If we were to learn any subject, and we began with an exception to the rule – without even knowing there was a rule – do you think that we would learn that subject very well? Of course not! So, let’s begin this lesson by stating a simple rule: all sounds on your bass may be played by using a left-hand finger, even if that sound is at the nut. For example, on string four, the letter E is at the nut, which may be played by using a finger, that’s the rule. Let’s think about this.
If you were asked to play fret seven of string four, you would use a finger without even being told to. In other words, you realize that you can not make a fretted sound without using a finger. That’s a given, or in Latin, a priori, which means: existing in the mind before it is actually experienced in the real world. Here’s another way to think about the rule: to play a fret is to use a finger, even when that fret is the nut!
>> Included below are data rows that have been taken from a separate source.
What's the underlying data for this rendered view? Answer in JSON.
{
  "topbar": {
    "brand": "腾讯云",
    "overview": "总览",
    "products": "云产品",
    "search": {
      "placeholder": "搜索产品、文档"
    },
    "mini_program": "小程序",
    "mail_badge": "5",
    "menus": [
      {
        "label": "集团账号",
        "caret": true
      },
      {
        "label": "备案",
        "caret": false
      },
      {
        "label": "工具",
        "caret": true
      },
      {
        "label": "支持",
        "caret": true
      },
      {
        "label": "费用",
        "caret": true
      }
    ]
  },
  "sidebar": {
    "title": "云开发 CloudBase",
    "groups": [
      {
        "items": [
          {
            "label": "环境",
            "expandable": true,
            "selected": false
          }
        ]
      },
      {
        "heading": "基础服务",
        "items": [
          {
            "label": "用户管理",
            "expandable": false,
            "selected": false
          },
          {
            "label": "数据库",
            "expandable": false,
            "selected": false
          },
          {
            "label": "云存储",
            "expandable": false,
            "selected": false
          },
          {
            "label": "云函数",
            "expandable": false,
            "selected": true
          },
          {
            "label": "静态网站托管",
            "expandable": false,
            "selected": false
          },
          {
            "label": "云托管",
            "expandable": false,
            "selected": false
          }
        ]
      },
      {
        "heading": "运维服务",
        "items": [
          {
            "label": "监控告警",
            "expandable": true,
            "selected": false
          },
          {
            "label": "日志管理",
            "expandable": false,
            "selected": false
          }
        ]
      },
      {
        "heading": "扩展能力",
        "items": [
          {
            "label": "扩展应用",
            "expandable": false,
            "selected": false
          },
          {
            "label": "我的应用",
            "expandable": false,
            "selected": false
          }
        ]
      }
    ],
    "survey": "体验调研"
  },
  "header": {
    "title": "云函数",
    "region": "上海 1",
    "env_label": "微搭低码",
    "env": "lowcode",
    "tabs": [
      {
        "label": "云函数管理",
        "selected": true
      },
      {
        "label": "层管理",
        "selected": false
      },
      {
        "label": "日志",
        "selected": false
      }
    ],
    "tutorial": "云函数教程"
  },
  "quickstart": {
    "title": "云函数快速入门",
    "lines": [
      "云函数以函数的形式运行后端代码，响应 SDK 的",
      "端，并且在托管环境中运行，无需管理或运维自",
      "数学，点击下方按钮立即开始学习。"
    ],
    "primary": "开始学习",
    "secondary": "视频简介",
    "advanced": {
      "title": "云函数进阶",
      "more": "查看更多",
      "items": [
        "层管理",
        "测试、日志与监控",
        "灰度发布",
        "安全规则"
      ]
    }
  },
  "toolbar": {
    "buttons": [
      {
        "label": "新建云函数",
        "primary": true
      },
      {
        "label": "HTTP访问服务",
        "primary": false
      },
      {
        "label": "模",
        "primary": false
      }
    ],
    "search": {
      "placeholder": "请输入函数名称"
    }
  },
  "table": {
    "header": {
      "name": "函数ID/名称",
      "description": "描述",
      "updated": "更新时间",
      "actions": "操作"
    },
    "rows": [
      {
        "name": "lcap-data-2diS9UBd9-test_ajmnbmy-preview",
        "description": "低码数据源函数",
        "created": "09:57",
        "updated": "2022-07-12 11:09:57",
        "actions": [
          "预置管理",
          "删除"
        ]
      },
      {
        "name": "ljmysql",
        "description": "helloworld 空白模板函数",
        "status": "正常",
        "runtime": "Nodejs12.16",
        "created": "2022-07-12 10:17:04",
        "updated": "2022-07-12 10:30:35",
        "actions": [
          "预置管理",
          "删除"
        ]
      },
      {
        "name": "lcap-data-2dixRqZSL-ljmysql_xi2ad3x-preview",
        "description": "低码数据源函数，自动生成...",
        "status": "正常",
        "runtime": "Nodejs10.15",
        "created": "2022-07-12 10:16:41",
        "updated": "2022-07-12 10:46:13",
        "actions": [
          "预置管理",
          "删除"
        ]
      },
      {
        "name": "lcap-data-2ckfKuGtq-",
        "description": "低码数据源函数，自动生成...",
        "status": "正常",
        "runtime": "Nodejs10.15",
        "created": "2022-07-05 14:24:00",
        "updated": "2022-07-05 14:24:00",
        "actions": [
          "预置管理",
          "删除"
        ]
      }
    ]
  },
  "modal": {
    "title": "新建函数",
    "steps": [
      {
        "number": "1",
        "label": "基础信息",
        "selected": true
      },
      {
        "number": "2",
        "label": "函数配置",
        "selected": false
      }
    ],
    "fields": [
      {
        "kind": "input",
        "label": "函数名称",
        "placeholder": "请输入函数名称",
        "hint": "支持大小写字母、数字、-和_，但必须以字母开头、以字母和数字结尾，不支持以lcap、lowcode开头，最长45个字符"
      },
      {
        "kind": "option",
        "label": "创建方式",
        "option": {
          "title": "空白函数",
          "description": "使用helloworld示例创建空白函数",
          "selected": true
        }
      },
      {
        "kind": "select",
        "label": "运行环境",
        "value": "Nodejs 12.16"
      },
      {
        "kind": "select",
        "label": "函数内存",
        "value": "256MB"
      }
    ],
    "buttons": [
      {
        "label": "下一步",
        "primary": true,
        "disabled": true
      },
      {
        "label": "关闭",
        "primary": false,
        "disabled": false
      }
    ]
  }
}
Here’s the important part. When you play a sound at the nut and use a finger, you call the nut: fret zero. Said another way, when you think fret, you think finger. This fret and finger association is the rule. However, you may play the sound at the nut by not using a left-hand finger. In this case, you would call the nut: open. Open is the exception to the rule!
Ask any six year old what is this symbol: O. The answer will probably be: a circle! Remember, a symbol is something that represents something else and when a circle symbolizes a number it is called zero and when the circle is a symbol for a letter it is O, as in Open. Let’s read this telephone number: 555-1230. Did you read five-five-five-one-two-three and the number zero, or did you read: five-five-five-one-two-three and the letter O? Most read the letter O. Now why is that? One of my students said, O represents Operator on the telephone key pad. Good answer. However, notice that zero ends with the letter O, and many, instead of saying the whole word zero, have shortened it to just the letter O. This is interesting, calling a number a letter, because it also happens with TAB.
We have previously learned the simple definition of TAB: four horizontal lines symbolizing four strings, with fret numbers on those lines to indicate which fret on that string is to be to fingered and played. Let’s read the following TAB.
Did you read the fret numbers: one-two-two and the number zero or did you read: one-two- two and the letter O, as in Open! As Dr. Seuss might have said it: say what you mean and mean what you say. Now, let’s explore the sound at the nut.
When a sound is at the nut, and only at the nut, you may play this sound in two different ways. 1) by thinking of the nut as fret zero and applying the rule by using a left-hand a finger, or, 2) thinking of the nut as Open and applying the exception to the rule by not using a finger.
Now, here’s a trick question: How many frets are there on a 24 fret guitar? Sounds easy, but surprisingly, there are 25, 24 frets plus 1 fret zero! Here’s another way to think about it. There are 100 sounds on a 24 fret bass. Here’s the math: 4 strings X 24 frets + 4 sounds at fret zero, the nut = 100 sounds. Said another way, 4 strings X 25 frets = 100 sounds. What do you think about that – there are 25 frets on a 24 fret guitar!
Now, let’s illustrate the rule with a movable major chord. Notice that the movable form “circle four-one” major chord can play all 21 letter name major chords!
As we can see, the rule is faster because it’s more efficient because all the chords have the same fingering. In contrast, the exception to the rule, Open, is less efficient and slower because you change your left-hand fingering to play Open. But remember, one fingering is not better than the other, they’re just different, and both have their unique benefits. Viva la Difference!
’til next time, have some fun at the Nut, no matter how you play it…I’ll be listening!